AirSim can capture mavlink log files if you add the following to the PX4 section of your settings.json file:

{
"SettingsVersion": 1.2,
"SimMode": "Multirotor",
"Vehicles": {
"PX4": {
...,
}
}
}

AirSim will create a timestamped log file in this folder for each "armed/disarmed" flight session.

You will then see log files organized by date in d:\temp\logs, specifically *input.mavlink and *output.mavlink files.

For MavLink enabled drones, you can also use our Log Viewer to visualize the streams of data. If you enable this form of realtime logging you should not use the "Logs" setting above, these two forms of logging are mutually exclusive.

In SITL mode, please a log file is produced when drone is armed. The SITL terminal will contain the path to the log file, it should look something like this

INFO  [logger] Opened log file: rootfs/fs/microsd/log/2017-03-27/20_02_49.ulg

If you are using Pixhawk hardware in HIL mode, then set parameter SYS_LOGGER=1 using QGroundControl. PX4 will write log file on device which you can download at later date using QGroundControl.

You can use these *.mavlink log files to debug a bad flight using the LogViewer. For example, AirSim/PX4 flight may misbehave if you run it on an under powered computer. The following shows what might happen in that situation.
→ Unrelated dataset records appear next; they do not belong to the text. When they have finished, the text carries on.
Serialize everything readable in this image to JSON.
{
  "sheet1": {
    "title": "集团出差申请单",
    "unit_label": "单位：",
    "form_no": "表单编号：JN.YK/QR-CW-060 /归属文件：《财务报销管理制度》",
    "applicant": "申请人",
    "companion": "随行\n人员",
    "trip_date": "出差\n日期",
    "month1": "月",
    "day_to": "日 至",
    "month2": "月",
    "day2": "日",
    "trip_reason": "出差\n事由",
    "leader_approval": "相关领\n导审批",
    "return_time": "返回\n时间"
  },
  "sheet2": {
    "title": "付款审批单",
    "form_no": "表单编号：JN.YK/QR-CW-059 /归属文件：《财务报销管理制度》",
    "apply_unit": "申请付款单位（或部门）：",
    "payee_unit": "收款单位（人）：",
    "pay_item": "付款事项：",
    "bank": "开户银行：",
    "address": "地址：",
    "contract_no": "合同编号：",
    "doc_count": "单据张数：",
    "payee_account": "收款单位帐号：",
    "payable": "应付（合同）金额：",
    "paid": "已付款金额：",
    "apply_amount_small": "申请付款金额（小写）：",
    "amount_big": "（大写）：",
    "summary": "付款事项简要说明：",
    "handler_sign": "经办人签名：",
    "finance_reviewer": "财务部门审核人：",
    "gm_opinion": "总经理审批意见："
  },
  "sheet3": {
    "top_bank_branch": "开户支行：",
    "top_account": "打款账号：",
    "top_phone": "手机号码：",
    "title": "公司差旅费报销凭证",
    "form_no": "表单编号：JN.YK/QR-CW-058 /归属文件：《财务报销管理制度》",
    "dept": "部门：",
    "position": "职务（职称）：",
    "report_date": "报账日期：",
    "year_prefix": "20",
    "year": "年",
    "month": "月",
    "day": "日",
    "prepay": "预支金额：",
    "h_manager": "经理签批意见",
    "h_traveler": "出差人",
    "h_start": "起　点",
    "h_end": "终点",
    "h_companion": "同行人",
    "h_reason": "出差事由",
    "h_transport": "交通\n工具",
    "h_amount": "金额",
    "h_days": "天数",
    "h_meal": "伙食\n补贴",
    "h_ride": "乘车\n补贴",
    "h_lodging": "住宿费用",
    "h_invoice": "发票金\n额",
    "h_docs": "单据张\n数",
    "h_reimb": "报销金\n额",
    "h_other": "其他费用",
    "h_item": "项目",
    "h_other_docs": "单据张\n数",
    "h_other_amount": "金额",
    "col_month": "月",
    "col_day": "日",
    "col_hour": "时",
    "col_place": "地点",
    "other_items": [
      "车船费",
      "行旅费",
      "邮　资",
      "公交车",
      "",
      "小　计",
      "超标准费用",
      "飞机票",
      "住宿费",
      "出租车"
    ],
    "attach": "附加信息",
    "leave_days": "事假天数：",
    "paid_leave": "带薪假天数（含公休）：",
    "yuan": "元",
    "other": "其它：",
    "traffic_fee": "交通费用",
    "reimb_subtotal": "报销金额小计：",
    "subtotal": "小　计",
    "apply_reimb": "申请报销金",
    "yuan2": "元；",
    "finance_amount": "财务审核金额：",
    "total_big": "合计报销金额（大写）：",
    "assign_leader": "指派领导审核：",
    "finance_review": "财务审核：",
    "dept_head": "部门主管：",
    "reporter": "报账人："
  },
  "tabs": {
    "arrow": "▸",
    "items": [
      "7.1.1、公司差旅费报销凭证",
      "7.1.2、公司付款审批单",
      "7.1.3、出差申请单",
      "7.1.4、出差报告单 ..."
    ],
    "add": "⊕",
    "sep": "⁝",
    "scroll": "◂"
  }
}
In this flight we ran a simple commander takeoff test as performed by PythonClient/multirotor/stability_test.py and the flight started off fine, but then went crazy at the end and the drone crashed. So why is that? What can the log file show?

Here we've plotted the following 5 metrics: - hil_gps.alt - the simulated altitude sent from AirSim to PX4 - telemetry.update_rate - the rate AirSim is performing the critical drone update loop in updates per second. - telemetry.update_time - the average time taken inside AirSim performing the critical drone update loop. - telemetry.actuation_delay - this is a very interesting metric measuring how long it takes PX4 to send back updated actuator controls message (motor power) - actuator_controls.0 - the actuator controls signal from PX4 for the first rotor.

What we see then with these metrics is that things started off nicely, with nice flat altitude, high update rate in the 275 to 300 fps range, and a nice low update time inside AirSim around 113 microseconds, and a nice low actuation delay in the round trip from PX4. The actuator controls also stabilize quickly to a nice flat line.

But then the update_time starts to climb, at the same time the actuation_delay climbs and we see a little tip in actuator_controls. This dip should not happen, the PX4 is panicking over loss of update rate but it recovers.

But then we see actuator controls go crazy, a huge spike in actuation delay, and around this time we see a message from AirSim saying lockstep disabled. A delay over 100 millisecond triggers AirSim into jumping out of lockstep mode and the PX4 goes nuts and the drone crashes.

The button line is that if a simple takeoff cannot maintain steady smooth flight and you see these kinds of spikes and uneven update rates then it means you are running AirSim on a computer that does not have enough horsepower.

This is what a simple takeoff and hover and land should look like:

Here you see the update_rate sticking the target of 333 updates per second. You also see the update_time a nice flat 39 microseconds and the actuator_delay somewhere between 1.1 and 1.7 milliseconds, and the resulting actuator_controls a lovely flat line.